Regularly, Buhari and his aides warn against those trying to create crises in Nigeria. He threatens to deal decisively with them. His current conflict with the owners of Twitter is as a result of a similar warning laced with a threat. Sadly, his threats have not led to a de-escalation of tension in Nigeria. On the contrary, there have been clear signs that tension has been rising as a result of Buhari’s actions and utterances. Zones that were never in any conflict have become embroiled in crises.
Given the peculiar attitude of Nigerians to political power, I have argued in the past that Buhari should be allowed to complete his second tenure, so as not to give the North, especially North-West, the opportunity to complain that its turn was not allowed to play out in full. However, Buhari does not bother to take advantage of the remaining part of his tenure to attempt to heal the country and rekindle some hope in his compatriots.

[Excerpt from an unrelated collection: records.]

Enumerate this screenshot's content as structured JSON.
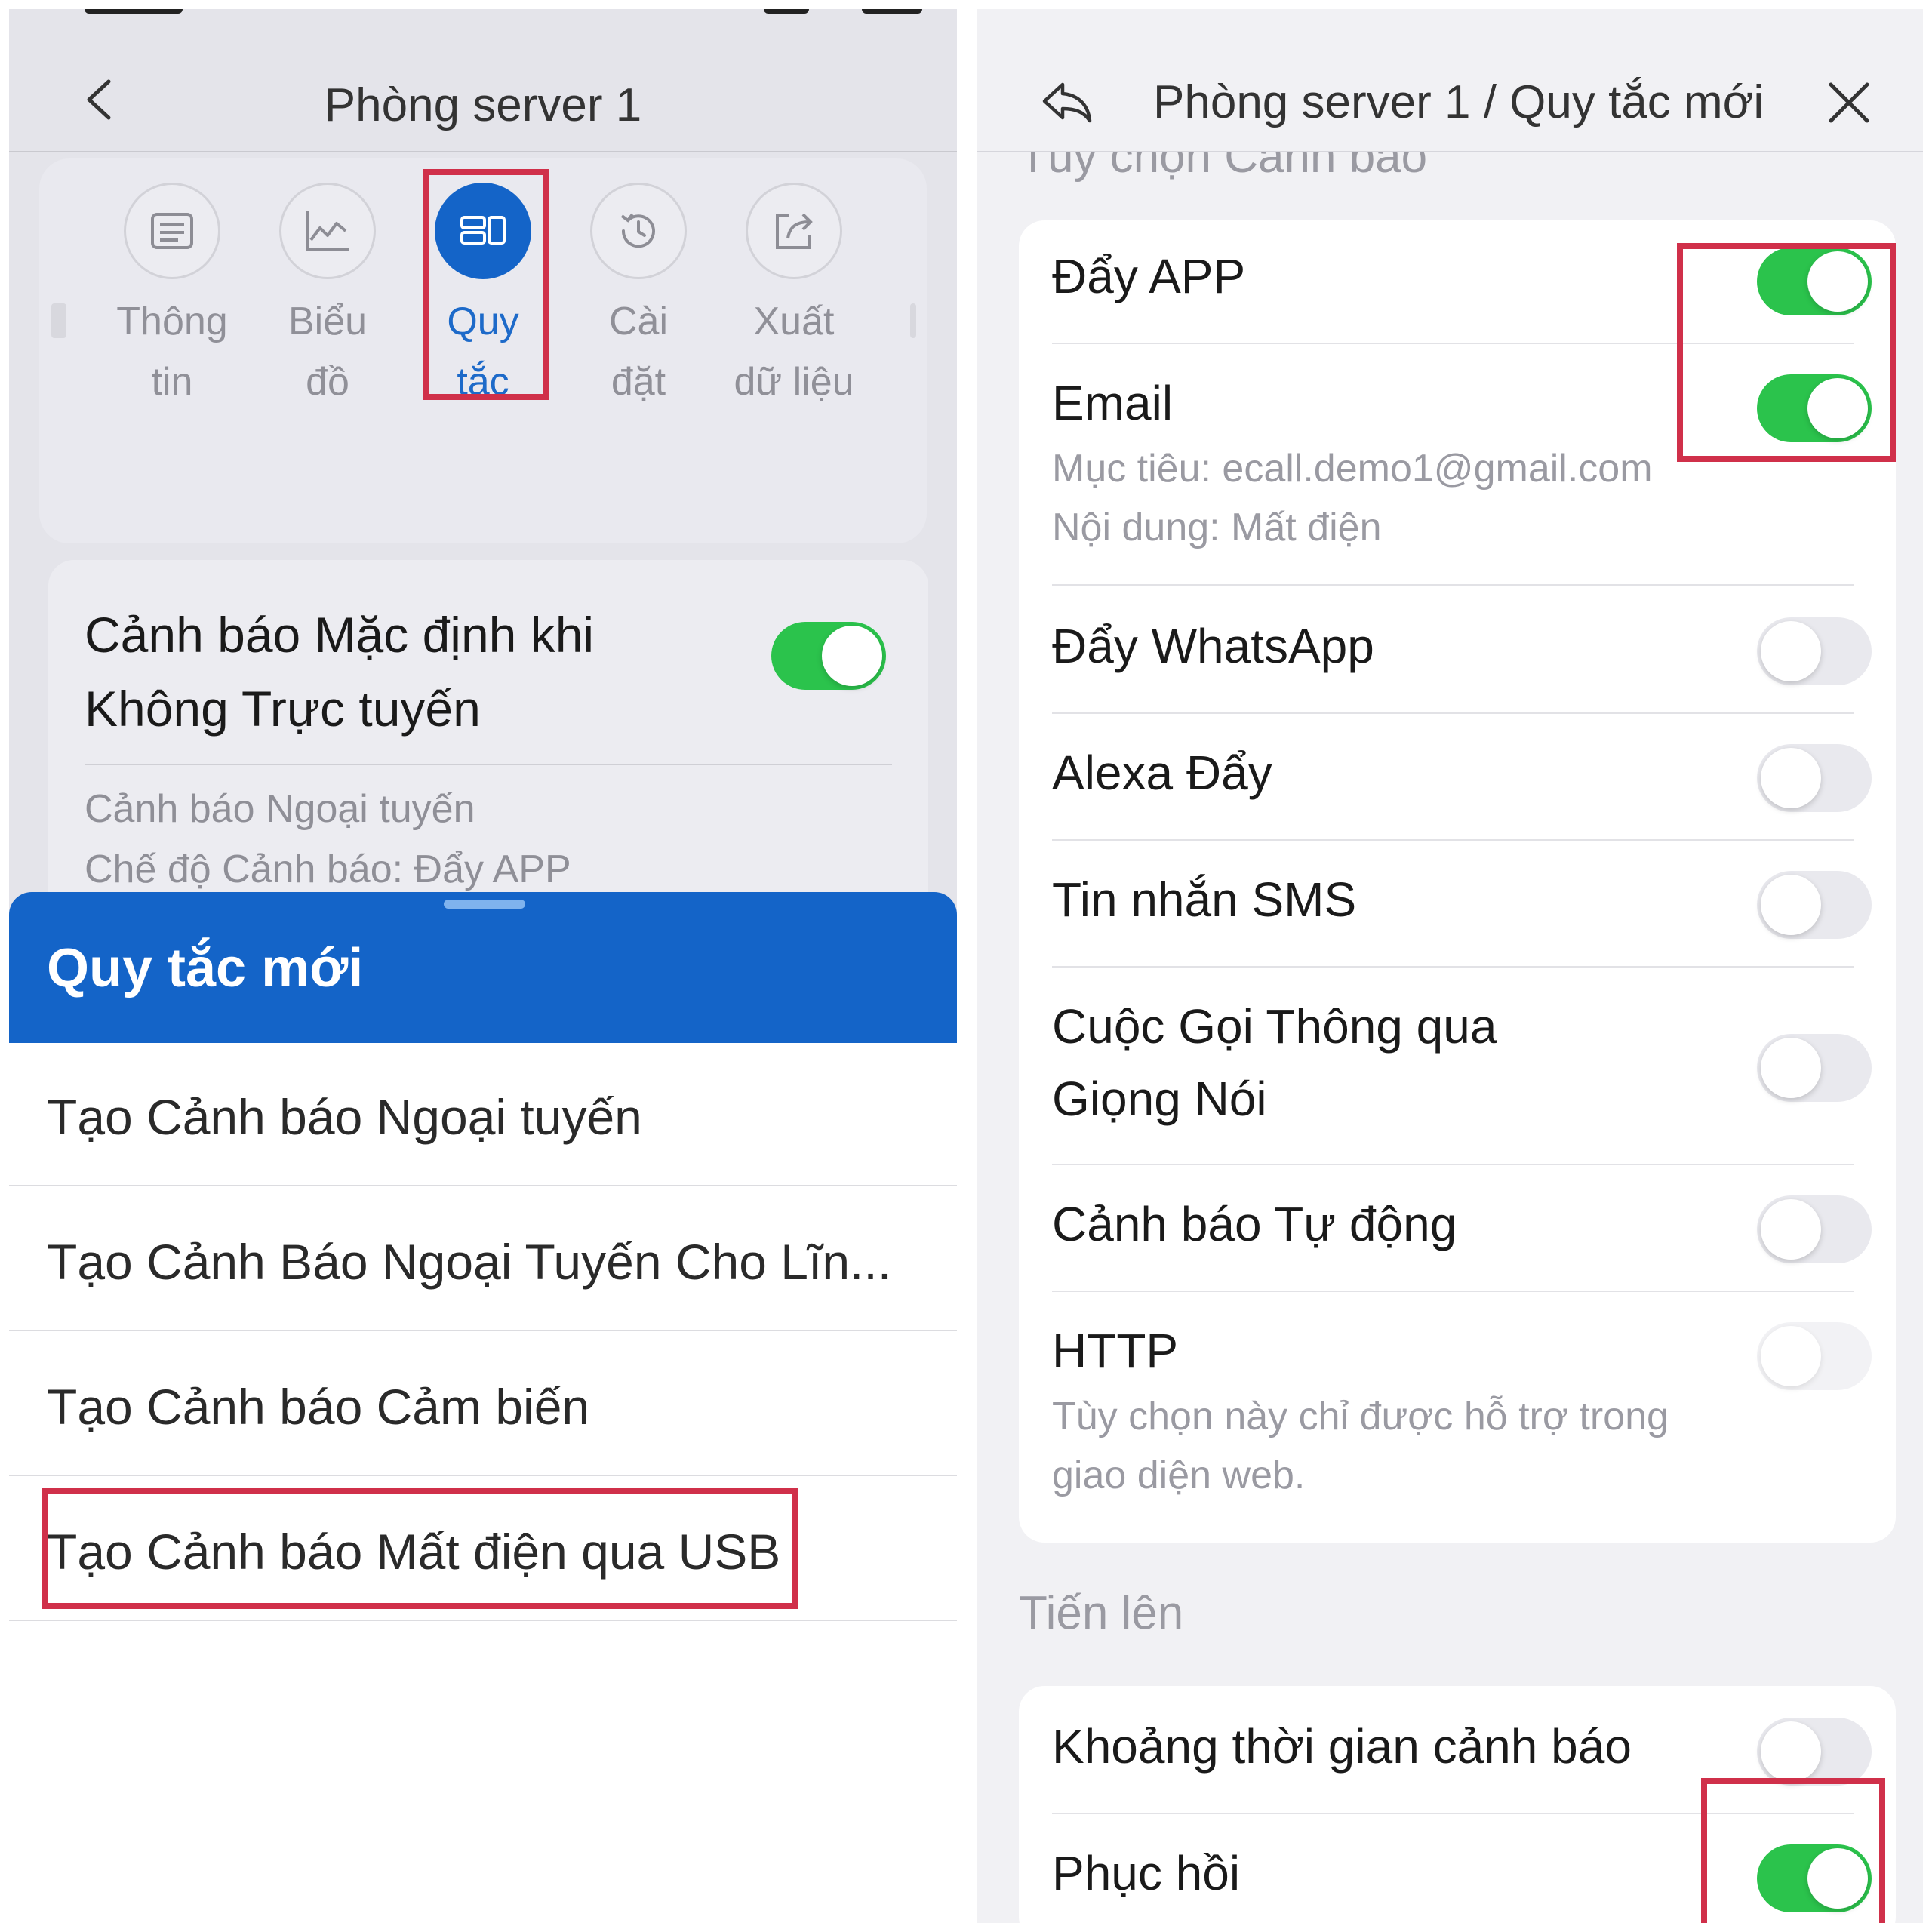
{
  "left": {
    "nav_title": "Phòng server 1",
    "tabs": [
      {
        "label": "Thông\ntin",
        "icon": "list-icon"
      },
      {
        "label": "Biểu\nđồ",
        "icon": "chart-icon"
      },
      {
        "label": "Quy\ntắc",
        "icon": "rules-icon",
        "active": true
      },
      {
        "label": "Cài\nđặt",
        "icon": "history-icon"
      },
      {
        "label": "Xuất\ndữ liệu",
        "icon": "export-icon"
      }
    ],
    "default_rule": {
      "title": "Cảnh báo Mặc định khi Không Trực tuyến",
      "enabled": true,
      "line1": "Cảnh báo Ngoại tuyến",
      "line2": "Chế độ Cảnh báo: Đẩy APP"
    },
    "sheet": {
      "title": "Quy tắc mới",
      "items": [
        "Tạo Cảnh báo Ngoại tuyến",
        "Tạo Cảnh Báo Ngoại Tuyến Cho Lĩn...",
        "Tạo Cảnh báo Cảm biến",
        "Tạo Cảnh báo Mất điện qua USB"
      ]
    }
  },
  "right": {
    "title": "Phòng server 1 / Quy tắc mới",
    "section_cut": "Tùy chọn Cảnh báo",
    "options": [
      {
        "label": "Đẩy APP",
        "on": true
      },
      {
        "label": "Email",
        "on": true,
        "sub1": "Mục tiêu: ecall.demo1@gmail.com",
        "sub2": "Nội dung: Mất điện"
      },
      {
        "label": "Đẩy WhatsApp",
        "on": false
      },
      {
        "label": "Alexa Đẩy",
        "on": false
      },
      {
        "label": "Tin nhắn SMS",
        "on": false
      },
      {
        "label": "Cuộc Gọi Thông qua",
        "label2": "Giọng Nói",
        "on": false
      },
      {
        "label": "Cảnh báo Tự động",
        "on": false
      },
      {
        "label": "HTTP",
        "on": false,
        "sub1": "Tùy chọn này chỉ được hỗ trợ trong",
        "sub2": "giao diện web."
      }
    ],
    "advanced_title": "Tiến lên",
    "advanced": [
      {
        "label": "Khoảng thời gian cảnh báo",
        "on": false
      },
      {
        "label": "Phục hồi",
        "on": true
      }
    ]
  },
  "colors": {
    "accent": "#1464c8",
    "toggle_on": "#2bc34c",
    "highlight": "#d0304a"
  }
}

He simply continues to act in a way that shows that he does not care about the fate of Nigeria. It seems that he is gladly pushing Nigeria towards its doom.
Interestingly, Buhari assumes that the people trying to destroy Nigeria are those agitating for one thing or the other. However, the different agitators in Nigeria are merely offshoots of Buhari’s actions of tribal exclusion and tacit support for the herdsmen that have been engaging in ethnic cleansing in different parts of Nigeria. Different sections of Nigeria are increasingly feeling that they are not safe in Nigeria, since those that attempt to wipe them out seem to have official backing, as was alleged by a former Chief of Army Staff and Minister of Defence, Lt. Gen. Theophilus Danjuma (retd.), in 2017.
Therefore, the agitators are arguing that as long as their security is in the hands of Buhari, who has chosen virtually only his kinsmen as the heads of different security organs of Nigeria, their lives are not safe, but if they pull out of Nigeria, they can be in charge of securing their land against the current killings that have gone out of hand.
Buhari is, therefore, perceived as directly and indirectly stoking the fire of agitations going on in Nigeria. Sadly, he has two more years in office, which is such a long time to do incalculable harm to Nigeria.